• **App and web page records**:
--*--

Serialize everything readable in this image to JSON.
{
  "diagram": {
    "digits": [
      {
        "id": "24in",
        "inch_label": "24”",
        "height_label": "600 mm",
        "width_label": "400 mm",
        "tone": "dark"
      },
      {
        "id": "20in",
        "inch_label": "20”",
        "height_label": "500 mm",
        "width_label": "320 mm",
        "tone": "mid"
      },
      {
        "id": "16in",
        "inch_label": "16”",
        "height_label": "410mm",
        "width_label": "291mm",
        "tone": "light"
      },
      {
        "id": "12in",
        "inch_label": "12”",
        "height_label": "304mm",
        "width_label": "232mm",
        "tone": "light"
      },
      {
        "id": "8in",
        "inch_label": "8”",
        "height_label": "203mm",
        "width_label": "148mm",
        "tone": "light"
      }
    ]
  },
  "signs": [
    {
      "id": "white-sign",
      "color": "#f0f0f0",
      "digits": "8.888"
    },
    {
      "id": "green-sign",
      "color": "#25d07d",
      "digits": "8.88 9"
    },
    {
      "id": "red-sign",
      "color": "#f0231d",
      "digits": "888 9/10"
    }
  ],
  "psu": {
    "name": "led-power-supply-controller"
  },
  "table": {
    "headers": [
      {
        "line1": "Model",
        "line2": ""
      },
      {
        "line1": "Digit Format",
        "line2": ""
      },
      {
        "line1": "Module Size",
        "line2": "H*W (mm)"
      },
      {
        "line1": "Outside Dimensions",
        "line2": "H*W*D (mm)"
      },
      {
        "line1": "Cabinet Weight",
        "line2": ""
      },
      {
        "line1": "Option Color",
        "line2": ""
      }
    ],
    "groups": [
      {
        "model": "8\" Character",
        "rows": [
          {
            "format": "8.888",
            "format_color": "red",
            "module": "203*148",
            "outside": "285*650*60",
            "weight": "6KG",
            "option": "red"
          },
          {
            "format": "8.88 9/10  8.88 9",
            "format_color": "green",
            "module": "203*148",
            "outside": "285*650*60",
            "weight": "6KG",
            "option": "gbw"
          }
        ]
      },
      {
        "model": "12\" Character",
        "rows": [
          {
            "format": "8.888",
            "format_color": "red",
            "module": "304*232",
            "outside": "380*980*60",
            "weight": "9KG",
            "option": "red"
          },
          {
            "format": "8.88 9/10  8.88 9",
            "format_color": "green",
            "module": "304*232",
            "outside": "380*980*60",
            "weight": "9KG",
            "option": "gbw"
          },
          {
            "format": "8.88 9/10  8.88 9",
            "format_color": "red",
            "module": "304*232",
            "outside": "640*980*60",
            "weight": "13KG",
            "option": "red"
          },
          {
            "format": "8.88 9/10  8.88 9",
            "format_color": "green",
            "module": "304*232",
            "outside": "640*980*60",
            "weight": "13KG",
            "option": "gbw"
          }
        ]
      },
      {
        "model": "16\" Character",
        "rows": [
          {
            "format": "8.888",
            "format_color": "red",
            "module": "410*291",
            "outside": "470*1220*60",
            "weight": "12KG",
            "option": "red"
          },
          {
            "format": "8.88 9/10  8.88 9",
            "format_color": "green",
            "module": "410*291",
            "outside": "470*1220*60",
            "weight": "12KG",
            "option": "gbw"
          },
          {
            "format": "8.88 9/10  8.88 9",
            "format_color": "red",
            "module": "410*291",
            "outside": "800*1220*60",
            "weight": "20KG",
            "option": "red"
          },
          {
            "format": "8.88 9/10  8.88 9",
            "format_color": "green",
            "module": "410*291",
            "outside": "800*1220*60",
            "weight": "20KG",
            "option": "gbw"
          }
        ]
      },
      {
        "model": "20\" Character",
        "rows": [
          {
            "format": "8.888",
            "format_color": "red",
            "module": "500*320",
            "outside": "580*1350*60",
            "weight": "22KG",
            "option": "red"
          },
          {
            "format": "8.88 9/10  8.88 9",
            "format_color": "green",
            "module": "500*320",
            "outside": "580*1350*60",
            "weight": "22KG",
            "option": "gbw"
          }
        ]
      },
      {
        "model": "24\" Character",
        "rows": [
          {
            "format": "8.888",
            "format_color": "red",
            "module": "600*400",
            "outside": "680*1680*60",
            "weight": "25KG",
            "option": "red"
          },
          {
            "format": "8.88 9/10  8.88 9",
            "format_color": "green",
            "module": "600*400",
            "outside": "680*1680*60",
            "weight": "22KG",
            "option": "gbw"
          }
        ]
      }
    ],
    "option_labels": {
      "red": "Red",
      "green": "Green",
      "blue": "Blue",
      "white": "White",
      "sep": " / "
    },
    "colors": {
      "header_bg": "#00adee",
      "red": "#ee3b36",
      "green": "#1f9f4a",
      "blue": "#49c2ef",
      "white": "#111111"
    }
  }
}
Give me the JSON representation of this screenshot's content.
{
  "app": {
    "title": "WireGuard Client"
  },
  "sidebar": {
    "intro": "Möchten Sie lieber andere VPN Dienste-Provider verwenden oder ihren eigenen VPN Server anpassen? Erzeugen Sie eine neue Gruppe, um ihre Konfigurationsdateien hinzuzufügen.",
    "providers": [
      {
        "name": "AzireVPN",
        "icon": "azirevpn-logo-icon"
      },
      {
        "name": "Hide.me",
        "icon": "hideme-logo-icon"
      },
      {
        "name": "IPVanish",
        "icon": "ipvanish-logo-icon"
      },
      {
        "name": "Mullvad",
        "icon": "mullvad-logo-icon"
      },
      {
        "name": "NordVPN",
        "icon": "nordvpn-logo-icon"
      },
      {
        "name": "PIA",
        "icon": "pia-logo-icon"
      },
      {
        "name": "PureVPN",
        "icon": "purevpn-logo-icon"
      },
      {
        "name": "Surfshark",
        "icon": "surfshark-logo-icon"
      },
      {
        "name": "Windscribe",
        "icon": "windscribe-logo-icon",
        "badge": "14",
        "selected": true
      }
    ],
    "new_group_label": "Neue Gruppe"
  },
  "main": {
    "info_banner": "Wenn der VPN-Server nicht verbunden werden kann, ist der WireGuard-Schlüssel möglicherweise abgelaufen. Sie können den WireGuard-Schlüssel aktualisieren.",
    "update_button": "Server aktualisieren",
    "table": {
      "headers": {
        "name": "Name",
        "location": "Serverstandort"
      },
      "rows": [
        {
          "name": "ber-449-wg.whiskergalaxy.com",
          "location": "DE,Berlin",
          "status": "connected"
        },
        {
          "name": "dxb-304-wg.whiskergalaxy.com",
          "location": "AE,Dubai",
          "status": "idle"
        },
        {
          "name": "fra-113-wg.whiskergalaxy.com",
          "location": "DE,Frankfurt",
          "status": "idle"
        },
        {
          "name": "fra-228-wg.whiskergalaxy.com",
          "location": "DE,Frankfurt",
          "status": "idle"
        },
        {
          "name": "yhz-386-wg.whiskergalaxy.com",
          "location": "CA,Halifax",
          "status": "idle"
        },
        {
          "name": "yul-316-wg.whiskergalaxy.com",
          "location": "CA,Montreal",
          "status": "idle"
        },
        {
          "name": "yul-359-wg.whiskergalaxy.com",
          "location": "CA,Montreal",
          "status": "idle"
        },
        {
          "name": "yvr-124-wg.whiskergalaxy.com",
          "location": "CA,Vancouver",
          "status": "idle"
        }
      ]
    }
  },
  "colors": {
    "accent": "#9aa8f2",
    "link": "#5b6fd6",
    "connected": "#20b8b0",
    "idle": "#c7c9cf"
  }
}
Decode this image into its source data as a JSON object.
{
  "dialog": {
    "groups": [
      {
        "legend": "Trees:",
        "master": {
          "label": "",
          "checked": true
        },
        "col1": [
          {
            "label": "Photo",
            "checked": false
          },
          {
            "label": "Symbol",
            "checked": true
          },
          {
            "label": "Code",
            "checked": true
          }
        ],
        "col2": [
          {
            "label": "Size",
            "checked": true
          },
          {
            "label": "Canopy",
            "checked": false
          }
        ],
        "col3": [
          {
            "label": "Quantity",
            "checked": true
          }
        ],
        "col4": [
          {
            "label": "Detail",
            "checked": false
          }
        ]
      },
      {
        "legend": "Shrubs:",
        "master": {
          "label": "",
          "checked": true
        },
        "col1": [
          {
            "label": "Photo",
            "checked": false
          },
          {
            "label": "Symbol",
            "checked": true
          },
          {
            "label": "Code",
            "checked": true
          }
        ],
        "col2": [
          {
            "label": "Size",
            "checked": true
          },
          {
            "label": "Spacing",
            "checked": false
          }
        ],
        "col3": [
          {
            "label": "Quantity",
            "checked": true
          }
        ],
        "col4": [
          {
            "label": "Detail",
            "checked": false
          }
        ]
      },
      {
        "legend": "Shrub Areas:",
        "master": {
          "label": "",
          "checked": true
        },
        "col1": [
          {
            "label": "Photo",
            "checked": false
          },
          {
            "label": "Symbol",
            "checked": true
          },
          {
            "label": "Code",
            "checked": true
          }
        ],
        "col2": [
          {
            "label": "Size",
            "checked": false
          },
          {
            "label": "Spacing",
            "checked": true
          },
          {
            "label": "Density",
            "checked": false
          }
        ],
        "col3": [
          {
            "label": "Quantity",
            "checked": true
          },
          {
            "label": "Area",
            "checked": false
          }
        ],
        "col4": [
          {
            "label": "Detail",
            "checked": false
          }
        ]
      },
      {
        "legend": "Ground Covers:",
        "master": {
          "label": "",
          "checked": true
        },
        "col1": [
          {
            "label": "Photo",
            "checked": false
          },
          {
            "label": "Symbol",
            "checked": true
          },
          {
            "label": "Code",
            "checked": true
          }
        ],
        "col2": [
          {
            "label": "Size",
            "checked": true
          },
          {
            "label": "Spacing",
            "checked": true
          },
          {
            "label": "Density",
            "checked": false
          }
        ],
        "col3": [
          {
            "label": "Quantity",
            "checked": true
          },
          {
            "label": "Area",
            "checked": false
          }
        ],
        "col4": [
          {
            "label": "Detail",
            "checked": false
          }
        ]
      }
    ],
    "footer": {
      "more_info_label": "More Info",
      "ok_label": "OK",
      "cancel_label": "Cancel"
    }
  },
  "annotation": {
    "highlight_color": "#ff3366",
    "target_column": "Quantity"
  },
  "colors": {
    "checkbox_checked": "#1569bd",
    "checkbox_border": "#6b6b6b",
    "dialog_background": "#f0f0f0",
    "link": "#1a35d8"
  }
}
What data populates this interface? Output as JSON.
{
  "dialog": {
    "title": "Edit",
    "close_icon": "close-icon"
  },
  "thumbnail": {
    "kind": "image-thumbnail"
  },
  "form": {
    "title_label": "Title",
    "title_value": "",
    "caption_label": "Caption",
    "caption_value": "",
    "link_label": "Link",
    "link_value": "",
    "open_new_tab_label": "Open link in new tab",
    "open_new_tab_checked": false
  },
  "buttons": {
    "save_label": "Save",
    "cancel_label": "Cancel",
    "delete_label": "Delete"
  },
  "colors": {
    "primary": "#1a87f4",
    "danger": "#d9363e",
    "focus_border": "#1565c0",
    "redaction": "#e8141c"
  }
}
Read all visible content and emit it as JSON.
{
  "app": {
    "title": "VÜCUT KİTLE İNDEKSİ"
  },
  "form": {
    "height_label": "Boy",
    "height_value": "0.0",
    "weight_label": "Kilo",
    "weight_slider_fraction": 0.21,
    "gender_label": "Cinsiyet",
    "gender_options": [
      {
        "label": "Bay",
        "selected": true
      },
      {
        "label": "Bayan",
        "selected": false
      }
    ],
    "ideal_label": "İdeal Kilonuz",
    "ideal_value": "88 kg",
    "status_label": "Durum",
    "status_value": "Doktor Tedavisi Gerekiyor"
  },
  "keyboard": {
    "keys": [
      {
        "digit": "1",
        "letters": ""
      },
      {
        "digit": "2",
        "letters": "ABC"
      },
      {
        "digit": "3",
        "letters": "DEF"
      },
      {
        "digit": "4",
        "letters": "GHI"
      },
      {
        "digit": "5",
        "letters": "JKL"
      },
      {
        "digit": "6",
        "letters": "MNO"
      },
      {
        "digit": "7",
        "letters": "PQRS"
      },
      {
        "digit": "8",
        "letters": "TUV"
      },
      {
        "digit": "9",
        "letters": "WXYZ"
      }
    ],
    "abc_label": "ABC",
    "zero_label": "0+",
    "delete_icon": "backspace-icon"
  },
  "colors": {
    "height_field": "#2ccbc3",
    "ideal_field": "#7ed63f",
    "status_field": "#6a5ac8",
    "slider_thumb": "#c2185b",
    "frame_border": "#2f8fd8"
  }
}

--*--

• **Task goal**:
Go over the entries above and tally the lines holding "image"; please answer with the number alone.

• **Your response**:
3